- Work task:
You are asked to write out the entries exactly as they are given.

Provided data Start Marker

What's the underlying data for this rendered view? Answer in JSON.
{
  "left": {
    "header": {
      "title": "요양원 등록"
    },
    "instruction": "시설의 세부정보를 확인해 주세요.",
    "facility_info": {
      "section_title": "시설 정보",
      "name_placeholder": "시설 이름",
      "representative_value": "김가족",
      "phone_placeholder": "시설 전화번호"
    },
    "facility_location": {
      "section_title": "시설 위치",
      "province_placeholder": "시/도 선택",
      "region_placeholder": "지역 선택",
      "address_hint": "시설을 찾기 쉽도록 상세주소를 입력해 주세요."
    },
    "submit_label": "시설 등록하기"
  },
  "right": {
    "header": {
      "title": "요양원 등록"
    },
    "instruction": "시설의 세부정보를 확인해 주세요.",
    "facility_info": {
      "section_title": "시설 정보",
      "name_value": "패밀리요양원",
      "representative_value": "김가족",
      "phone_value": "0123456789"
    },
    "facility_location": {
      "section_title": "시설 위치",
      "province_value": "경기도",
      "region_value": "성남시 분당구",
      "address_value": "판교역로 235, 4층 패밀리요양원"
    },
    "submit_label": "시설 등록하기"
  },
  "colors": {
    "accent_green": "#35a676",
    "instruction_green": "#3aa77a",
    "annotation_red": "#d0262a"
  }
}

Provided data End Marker

- Written answer:
What's the underlying data for this rendered view? Answer in JSON.
{
  "left": {
    "header": {
      "title": "요양원 등록"
    },
    "instruction": "시설의 세부정보를 확인해 주세요.",
    "facility_info": {
      "section_title": "시설 정보",
      "name_placeholder": "시설 이름",
      "representative_value": "김가족",
      "phone_placeholder": "시설 전화번호"
    },
    "facility_location": {
      "section_title": "시설 위치",
      "province_placeholder": "시/도 선택",
      "region_placeholder": "지역 선택",
      "address_hint": "시설을 찾기 쉽도록 상세주소를 입력해 주세요."
    },
    "submit_label": "시설 등록하기"
  },
  "right": {
    "header": {
      "title": "요양원 등록"
    },
    "instruction": "시설의 세부정보를 확인해 주세요.",
    "facility_info": {
      "section_title": "시설 정보",
      "name_value": "패밀리요양원",
      "representative_value": "김가족",
      "phone_value": "0123456789"
    },
    "facility_location": {
      "section_title": "시설 위치",
      "province_value": "경기도",
      "region_value": "성남시 분당구",
      "address_value": "판교역로 235, 4층 패밀리요양원"
    },
    "submit_label": "시설 등록하기"
  },
  "colors": {
    "accent_green": "#35a676",
    "instruction_green": "#3aa77a",
    "annotation_red": "#d0262a"
  }
}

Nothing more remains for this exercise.